Court Case Tracker

Longoria v. Paxton

The Brennan Center and co-counsel filed a lawsuit in federal court challenging a provision of Texas’s new omnibus voter suppression law that makes it a crime for public officials and election officials to encourage eligible voters to apply to vote by mail.

Last Updated: March 29, 2022
Published: December 10, 2021

Voting in Texas has never been easy. Even before the Texas Legis­lature passed S.B. 1, Texas was among the states that make it hard­est for voters to register and vote, with some of the most oner­ous voting restric­tions in the coun­try.

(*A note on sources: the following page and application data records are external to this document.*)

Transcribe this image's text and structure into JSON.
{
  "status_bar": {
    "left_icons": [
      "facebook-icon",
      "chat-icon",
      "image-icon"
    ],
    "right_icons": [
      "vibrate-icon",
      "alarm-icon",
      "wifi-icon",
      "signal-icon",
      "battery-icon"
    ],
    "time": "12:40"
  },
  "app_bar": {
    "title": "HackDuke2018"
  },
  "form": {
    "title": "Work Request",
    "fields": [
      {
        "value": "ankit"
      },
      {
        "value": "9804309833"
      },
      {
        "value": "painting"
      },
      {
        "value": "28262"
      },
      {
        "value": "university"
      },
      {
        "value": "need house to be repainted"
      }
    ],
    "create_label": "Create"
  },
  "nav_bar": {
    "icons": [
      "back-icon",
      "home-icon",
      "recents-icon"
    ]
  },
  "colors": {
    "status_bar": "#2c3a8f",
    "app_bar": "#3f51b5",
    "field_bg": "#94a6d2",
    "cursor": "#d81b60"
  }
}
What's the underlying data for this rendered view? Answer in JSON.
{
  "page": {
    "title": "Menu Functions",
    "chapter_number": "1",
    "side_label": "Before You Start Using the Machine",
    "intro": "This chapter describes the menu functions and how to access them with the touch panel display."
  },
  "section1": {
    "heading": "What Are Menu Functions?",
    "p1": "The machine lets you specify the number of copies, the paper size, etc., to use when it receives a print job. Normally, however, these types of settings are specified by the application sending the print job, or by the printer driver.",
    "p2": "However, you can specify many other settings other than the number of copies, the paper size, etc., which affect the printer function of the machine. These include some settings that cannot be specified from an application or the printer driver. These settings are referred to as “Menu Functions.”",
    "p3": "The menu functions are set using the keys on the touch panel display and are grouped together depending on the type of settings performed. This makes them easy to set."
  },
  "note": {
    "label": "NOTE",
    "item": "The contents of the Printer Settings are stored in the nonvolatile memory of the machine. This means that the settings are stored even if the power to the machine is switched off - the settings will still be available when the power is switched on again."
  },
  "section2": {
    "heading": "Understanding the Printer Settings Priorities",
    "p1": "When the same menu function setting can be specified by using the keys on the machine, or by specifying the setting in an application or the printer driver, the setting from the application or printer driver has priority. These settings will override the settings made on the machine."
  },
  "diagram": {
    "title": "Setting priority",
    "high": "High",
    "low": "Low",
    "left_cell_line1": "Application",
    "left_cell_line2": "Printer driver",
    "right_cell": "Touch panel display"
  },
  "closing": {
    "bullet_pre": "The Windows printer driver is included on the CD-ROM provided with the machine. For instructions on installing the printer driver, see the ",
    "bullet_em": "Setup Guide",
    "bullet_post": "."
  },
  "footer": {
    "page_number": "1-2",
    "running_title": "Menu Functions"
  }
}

But on August 31, the Texas legis­lature made it even harder to vote by passing S.B. 1, an omni­bus voter suppres­sion bill. S.B. 1’s “anti-soli­cit­a­tion” provi­sion makes it a state jail felony for public offi­cials and elec­tion offi­cials to soli­cit mail ballot applic­a­tions from voters who are eligible or may be eligible to vote by mail.

On Decem­ber 10, the Bren­nan Center and the Harris County Attor­ney’s Office filed a complaint in the U.S. District Court for the West­ern District of Texas against Texas Attor­ney General Ken Paxton, chal­len­ging S.B. 1’s anti-soli­cit­a­tion provi­sion under the U.S. Consti­tu­tion. For more inform­a­tion about the Bren­nan Center’s lawsuit chal­len­ging other provi­sions of S.B. 1, LUPE v. Abbott, click here.

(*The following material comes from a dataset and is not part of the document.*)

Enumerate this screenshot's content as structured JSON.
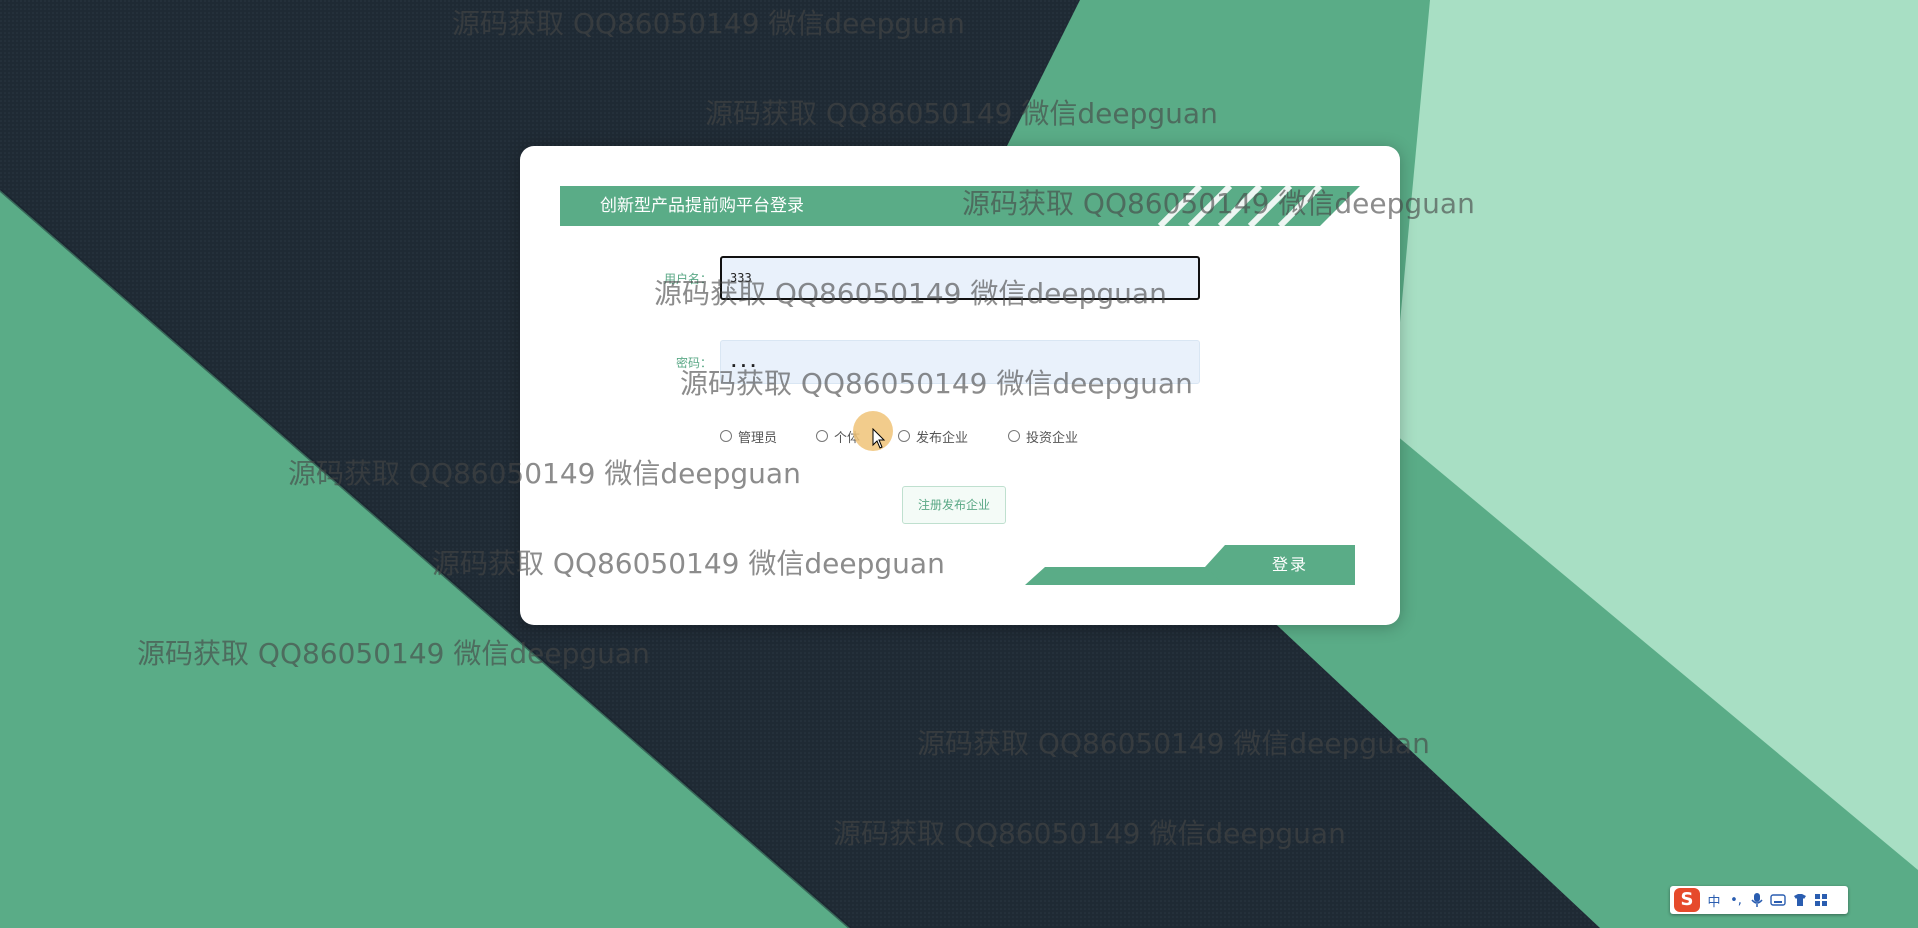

We repres­ent Harris County Elec­tions Admin­is­trator Isabel Longoria and Cathy Morgan, a volun­teer deputy regis­trar. Plaintiffs assert that S.B. 1’s anti-soli­cit­a­tion provi­sion viol­ates the First and Four­teenth Amend­ments because it crim­in­al­izes consti­tu­tion­ally protec­ted speech.

Plaintiffs are also repres­en­ted by Weil, Gotshal & Manges LLP. Longoria is also repres­en­ted by the Harris County Attor­ney’s Office.

On Decem­ber 27, plaintiffs filed an amended complaint naming the local district attor­neys of Harris County, Willi­am­son County, and Travis County as defend­ants in the lawsuit. And on Decem­ber 28, Plaintiffs filed a prelim­in­ary injun­c­­tion request­ing the court to enjoin S.B. 1’s anti-soli­­cit­a­­tion provi­­sion no later than Febru­ary 14, 2022. Plaintiffs sought this quick relief to ensure that Texas voters can meet the dead­line of Febru­ary 18, 2022, to request a mail ballot applic­a­­tion for the March 1, 2022 primary elec­­tion. Follow­ing a hear­ing on Febru­ary 11, 2022, the Court gran­ted plaintiffs’ motion for a prelim­in­ary injunc­tion, barring the defend­ants from enfor­cing the anti-soli­cit­a­tion provi­sion against them during the lawsuit.

The Attor­ney General and Willi­am­son County district attor­ney appealed portions of the prelim­in­ary injunc­tion to the Fifth Circuit Court of Appeals. Oral argu­ment is sched­uled for March 8, 2022. In the mean­while, the Fifth Circuit has tempor­ar­ily stayed the appealed portions of the prelim­in­ary injunc­tion until it has a chance to review the appeal. The portion of the prelim­in­ary injunc­tion protect­ing Longoria from crim­inal prosec­u­tion and Morgan from crim­inal prosec­u­tion in Travis County remain in effect.    

On March 21, 2022, the Fifth Circuit asked the Texas Supreme Court to inter­pret the mean­ing of S.B. 1’s anti-soli­cit­a­tion provi­sion as a matter of Texas law. Oral argu­ment before the Texas Supreme Court is sched­uled for May 11, 2022.

Docu­ments

District Court

Circuit Court

Supreme Court